12019-03-12T23:56:38+00:00Stanford University Pressaf84c3e11fe030c51c61bbd190fa82a3a1a1282415plainpublished2019-10-11T19:37:25+00:00Production Editor7a3dce28be212b1ba5b4a7a50f3d6a8d76b58c74On August 8, 1936, the Chicago Defender headline declared “Owens ‘Takes’ Olympics.” “Jesse Owens is the god of sports fans here,” the article began. “He has effectively demonstrated his superiority in winning the finals in the 100-meter event in which he equaled the world’s record and by blasting the Olympic mark of Eddie Tolan, another Race star, set back in 1932 over the 200-meter route.” The next day Owens won his fourth gold medal of the 1936 games as part of the U.S. 4 x 100 relay team.
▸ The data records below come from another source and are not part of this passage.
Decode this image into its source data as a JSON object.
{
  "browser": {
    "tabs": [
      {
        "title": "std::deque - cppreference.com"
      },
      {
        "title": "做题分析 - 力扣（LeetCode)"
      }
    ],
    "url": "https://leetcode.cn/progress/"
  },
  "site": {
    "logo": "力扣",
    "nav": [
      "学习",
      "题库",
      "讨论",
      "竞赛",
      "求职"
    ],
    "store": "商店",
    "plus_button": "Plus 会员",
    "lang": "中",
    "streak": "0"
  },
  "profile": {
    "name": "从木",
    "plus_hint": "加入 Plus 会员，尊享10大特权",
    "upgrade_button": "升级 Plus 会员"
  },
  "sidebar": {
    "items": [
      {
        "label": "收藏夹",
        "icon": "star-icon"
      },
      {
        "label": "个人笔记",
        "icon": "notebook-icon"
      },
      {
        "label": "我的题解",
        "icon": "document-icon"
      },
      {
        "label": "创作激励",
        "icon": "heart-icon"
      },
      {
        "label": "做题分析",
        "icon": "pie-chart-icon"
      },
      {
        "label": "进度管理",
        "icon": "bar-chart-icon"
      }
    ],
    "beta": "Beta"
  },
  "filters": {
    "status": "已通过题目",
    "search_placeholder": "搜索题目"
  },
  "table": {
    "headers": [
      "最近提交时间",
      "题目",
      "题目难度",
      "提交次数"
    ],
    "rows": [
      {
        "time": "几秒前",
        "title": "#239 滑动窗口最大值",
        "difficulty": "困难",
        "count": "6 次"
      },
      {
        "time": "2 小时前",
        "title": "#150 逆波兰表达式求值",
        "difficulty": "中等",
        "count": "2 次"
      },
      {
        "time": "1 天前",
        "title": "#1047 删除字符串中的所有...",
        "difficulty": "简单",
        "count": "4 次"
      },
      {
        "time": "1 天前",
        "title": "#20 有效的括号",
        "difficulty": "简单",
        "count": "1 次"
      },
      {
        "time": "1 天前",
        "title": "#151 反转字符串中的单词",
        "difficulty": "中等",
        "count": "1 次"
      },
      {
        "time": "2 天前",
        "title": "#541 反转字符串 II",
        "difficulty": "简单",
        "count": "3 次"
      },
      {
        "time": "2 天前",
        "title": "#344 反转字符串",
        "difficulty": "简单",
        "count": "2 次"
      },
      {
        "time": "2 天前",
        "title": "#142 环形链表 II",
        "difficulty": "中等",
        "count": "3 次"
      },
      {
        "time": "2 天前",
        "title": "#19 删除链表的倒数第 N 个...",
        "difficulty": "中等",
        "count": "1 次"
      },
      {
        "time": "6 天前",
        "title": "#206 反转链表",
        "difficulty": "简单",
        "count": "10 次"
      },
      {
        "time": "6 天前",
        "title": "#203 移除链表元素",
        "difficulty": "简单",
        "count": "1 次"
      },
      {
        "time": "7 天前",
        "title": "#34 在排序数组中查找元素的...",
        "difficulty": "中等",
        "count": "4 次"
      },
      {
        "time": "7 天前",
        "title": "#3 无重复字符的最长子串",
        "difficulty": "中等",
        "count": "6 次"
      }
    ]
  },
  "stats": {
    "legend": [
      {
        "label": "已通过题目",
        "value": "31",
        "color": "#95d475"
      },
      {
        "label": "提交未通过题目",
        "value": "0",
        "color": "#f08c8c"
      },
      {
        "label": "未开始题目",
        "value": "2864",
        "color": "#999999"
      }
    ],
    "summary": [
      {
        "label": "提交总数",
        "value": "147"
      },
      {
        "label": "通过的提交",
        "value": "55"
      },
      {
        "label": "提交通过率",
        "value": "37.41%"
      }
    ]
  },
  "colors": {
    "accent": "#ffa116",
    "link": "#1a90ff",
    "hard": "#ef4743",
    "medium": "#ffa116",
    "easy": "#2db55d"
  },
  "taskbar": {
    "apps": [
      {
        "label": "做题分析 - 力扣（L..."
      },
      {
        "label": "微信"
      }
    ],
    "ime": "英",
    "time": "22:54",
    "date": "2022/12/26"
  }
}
Owens’ victories were especially important because Hitler intended for the Berlin games to support his theories of Aryan superiority.
An interesting side note, Owens and his relay teammate Ralph Metcalfe raced again days later at a meet in Cologne. This time, Metcalfe (who the Defender described as a “grizzled veteran of many a cinderpath”) defeated Owens in the 100-meter dash and equaled Owens’ world record time in the event.
Owens was one of eighteen African-American athletes who competed in the games. These athletes are the subject of a documentary by Deborah Riley Draper called Olympic Pride, American Prejudice(2016).